Brexit and Trump’s election as US President in 2016 once again proved that we cannot predict macroeconomic events. With earnings growth at a low, we will continue to look for mispriced bargains.
Read the transcript of this video below
The world in 2016
2016 was certainly one of the more interesting years for anyone working in the investment industry. One of the lessons that fund managers have once again learned in 2016 is that it is pretty much impossible to try and predict macroeconomic events. Almost everybody thought that the vote in the UK would be for remaining and not leaving the European Union, and yet it was Brexit that prevailed. The second interesting event was that not too many people in the run-up to the US election thought that Trump would become president, yet he did. The most interesting part is possibly that even those who thought Trump might become president also thought that the market would fall quite sharply once he did become president. However, we all now know that there was a sharp rally after it became clear that Trump was going to be in the White House for the next four years.
How we have positioned our funds
For Denker’s global funds, there are two strong market themes that we can exploit. The first one relates to financial stocks, where we see that even though there was a bit of a rally in December, financial stocks are generally still quite beaten up following the financial crisis. The Best Ideas Fund, for instance, is overweight this sector. The other area where we feel that our stock picking can work well is in emerging markets. Our emerging markets fund therefore also holds companies that still appear to be quite cheap. From a geographic perspective, the Best Ideas Fund is only overweight the UK. That is because you always find bargains where news seems to be bad. After Brexit, we have seen many bargains in the UK that we believe are still not properly priced into the market, which is why we have an overweight position in UK stocks.
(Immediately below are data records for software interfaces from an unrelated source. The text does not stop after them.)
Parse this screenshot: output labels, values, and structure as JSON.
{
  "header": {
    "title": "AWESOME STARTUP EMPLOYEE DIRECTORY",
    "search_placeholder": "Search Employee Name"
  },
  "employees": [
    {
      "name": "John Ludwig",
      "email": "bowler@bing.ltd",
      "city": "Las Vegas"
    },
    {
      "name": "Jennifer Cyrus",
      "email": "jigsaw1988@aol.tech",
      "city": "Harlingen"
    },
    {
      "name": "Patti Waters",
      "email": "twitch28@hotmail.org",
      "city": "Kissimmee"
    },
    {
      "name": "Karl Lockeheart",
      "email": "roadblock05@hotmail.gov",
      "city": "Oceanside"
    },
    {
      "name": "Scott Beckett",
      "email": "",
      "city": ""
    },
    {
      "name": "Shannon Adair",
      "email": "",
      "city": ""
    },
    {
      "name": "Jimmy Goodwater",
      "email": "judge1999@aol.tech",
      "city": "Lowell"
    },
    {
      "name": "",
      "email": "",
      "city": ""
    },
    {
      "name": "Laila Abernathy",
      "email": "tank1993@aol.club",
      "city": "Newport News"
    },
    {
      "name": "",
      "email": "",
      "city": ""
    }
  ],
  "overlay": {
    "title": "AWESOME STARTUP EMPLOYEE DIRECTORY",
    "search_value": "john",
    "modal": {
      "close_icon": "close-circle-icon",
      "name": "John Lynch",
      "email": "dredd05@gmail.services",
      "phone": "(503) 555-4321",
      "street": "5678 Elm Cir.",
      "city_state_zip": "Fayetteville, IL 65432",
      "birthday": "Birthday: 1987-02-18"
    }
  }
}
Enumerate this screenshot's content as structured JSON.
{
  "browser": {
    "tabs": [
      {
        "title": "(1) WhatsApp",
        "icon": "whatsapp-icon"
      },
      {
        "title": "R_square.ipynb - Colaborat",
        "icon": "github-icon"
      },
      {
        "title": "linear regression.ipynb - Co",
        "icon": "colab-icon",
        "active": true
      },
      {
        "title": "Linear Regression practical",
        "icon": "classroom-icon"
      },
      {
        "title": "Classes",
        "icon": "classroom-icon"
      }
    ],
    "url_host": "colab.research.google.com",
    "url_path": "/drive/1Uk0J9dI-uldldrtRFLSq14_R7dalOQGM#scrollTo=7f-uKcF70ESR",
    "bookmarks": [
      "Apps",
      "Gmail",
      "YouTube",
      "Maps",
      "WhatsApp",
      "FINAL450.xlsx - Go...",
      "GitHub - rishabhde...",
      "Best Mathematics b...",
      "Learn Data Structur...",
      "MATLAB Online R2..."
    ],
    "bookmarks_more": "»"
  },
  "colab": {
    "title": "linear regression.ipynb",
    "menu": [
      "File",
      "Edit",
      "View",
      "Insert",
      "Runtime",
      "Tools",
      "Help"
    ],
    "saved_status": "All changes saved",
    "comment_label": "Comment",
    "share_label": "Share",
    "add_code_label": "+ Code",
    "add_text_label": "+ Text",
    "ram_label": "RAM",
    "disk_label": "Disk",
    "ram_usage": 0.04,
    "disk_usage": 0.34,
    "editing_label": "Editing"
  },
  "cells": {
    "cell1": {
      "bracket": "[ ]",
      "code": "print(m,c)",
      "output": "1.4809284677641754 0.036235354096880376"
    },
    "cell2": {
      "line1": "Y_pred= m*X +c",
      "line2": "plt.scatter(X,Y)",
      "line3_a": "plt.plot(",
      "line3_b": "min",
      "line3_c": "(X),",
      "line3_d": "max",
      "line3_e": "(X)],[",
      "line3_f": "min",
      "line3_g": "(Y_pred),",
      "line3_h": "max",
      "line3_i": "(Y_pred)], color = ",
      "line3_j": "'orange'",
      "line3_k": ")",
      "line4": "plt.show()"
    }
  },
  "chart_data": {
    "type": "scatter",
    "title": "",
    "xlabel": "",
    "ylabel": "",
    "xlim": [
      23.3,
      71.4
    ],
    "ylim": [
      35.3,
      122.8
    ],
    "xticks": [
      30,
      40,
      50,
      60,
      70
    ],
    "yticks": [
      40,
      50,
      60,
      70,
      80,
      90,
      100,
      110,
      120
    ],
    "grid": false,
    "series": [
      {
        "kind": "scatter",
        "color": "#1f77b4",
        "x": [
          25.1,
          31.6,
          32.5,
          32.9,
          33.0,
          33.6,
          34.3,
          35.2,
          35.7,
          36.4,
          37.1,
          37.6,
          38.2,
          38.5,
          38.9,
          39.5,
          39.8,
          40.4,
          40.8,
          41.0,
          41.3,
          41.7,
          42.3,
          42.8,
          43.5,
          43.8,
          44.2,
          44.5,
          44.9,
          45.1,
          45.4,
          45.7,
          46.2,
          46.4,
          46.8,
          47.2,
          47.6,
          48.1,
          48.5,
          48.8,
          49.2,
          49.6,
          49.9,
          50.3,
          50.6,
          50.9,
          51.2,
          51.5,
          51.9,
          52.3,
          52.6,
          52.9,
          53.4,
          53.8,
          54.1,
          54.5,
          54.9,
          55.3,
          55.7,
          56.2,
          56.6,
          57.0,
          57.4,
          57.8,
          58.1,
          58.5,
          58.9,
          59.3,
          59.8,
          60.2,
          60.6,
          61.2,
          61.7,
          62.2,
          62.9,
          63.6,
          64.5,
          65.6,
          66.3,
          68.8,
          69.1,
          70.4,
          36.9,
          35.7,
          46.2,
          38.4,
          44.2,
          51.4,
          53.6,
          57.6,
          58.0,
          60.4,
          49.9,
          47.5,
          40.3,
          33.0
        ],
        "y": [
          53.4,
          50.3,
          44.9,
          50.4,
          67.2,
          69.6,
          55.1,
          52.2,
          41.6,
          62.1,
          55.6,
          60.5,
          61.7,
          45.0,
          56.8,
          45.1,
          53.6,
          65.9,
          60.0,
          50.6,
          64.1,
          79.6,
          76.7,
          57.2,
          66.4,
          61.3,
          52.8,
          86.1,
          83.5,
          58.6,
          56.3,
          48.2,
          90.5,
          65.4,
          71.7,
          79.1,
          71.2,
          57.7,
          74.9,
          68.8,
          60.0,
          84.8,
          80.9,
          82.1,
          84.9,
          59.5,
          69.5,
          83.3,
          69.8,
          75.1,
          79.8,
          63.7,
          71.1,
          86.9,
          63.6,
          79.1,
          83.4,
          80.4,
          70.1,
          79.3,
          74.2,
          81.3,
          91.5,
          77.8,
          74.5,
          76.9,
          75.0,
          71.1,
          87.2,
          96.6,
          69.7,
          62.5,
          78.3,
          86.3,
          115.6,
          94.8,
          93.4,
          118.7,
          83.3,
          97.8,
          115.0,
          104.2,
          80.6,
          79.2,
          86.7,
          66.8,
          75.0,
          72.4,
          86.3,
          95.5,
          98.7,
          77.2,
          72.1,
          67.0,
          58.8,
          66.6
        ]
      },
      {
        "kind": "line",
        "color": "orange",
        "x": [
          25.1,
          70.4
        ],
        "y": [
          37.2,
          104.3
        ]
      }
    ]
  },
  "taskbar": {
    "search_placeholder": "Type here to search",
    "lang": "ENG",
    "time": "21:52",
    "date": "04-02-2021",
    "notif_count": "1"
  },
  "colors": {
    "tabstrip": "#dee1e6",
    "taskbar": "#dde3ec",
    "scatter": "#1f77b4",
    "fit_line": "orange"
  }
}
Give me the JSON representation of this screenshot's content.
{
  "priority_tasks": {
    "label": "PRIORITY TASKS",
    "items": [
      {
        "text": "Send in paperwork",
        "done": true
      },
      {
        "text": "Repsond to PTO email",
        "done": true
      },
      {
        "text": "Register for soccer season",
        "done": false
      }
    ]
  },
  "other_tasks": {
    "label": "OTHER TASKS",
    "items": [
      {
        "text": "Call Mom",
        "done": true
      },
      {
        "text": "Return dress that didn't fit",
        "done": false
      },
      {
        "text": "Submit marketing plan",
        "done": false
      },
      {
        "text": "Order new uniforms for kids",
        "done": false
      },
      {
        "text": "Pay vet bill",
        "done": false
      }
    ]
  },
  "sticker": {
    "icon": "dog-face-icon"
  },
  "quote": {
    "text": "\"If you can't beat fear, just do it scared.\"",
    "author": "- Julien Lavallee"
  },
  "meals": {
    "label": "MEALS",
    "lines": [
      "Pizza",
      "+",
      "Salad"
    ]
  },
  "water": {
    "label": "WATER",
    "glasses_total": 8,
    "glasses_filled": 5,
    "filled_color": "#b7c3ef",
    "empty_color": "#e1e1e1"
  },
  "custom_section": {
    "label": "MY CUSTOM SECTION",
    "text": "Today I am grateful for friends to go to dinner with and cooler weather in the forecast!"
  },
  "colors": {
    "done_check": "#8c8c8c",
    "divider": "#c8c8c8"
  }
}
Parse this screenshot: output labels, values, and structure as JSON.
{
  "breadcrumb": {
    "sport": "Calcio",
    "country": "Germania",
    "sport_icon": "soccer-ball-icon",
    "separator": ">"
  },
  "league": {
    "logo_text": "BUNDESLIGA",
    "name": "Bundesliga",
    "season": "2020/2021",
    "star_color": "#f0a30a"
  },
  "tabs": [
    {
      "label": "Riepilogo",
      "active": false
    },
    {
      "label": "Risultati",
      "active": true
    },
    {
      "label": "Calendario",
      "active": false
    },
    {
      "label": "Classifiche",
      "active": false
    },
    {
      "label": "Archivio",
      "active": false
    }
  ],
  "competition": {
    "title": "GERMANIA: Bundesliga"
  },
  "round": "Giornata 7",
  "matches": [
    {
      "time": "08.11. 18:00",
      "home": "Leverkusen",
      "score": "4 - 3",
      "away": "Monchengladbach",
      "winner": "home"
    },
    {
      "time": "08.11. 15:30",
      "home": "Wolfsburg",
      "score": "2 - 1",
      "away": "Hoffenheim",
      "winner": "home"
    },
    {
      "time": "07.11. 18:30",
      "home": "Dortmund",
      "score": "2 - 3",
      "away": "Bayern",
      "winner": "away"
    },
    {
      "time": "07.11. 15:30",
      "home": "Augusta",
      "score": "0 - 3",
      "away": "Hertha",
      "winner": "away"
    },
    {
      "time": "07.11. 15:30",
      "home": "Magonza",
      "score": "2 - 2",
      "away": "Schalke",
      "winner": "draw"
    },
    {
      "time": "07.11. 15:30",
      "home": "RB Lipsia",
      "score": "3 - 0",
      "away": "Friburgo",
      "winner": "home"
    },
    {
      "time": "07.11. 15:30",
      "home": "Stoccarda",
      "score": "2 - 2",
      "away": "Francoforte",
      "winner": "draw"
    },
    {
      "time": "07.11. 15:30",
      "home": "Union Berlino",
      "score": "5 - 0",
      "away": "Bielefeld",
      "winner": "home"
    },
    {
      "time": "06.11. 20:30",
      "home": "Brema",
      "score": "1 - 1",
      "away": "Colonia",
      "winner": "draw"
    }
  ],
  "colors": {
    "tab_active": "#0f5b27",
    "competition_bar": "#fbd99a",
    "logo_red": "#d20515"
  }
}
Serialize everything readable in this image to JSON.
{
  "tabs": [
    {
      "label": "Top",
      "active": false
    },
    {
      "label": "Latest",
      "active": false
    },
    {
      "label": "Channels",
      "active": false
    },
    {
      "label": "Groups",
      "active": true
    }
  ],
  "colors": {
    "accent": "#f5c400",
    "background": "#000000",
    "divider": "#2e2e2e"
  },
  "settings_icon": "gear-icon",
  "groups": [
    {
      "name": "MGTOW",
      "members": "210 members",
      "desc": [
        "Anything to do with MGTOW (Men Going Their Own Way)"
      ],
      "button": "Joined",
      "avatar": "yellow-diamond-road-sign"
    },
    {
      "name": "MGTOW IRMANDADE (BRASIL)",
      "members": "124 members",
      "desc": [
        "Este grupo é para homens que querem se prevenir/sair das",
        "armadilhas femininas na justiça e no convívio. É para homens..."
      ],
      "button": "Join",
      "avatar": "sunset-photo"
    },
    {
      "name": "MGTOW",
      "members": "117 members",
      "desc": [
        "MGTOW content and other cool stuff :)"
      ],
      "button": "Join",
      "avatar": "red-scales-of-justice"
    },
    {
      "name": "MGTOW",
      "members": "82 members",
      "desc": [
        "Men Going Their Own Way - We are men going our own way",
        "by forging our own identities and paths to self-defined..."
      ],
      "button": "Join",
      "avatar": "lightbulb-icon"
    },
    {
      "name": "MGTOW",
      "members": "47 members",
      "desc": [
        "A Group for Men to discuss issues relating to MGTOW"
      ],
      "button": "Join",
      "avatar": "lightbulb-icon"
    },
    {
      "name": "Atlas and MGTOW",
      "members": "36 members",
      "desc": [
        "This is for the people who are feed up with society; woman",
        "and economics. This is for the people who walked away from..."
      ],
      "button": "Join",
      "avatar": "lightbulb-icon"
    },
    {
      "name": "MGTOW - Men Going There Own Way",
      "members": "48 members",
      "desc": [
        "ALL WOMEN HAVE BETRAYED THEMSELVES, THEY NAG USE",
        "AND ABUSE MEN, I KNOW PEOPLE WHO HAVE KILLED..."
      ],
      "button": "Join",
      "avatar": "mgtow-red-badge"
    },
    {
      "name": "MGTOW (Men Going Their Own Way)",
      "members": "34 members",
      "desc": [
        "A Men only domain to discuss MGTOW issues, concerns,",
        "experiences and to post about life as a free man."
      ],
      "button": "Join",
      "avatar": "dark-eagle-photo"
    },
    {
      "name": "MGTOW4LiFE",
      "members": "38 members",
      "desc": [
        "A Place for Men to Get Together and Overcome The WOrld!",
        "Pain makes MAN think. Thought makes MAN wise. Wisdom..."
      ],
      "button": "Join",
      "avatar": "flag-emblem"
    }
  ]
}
So where does this leave us after the political and economic events of 2016? Markets have rallied quite sharply. If we look back over the last five years global markets are up 70%. Earnings on the other hand have only grown by about 5%. In the long run, prices should follow earnings and therefore markets look a little stretched to us. That means we have to be even more careful about our bottom-up stock picking decisions and look for bargains where we can find them.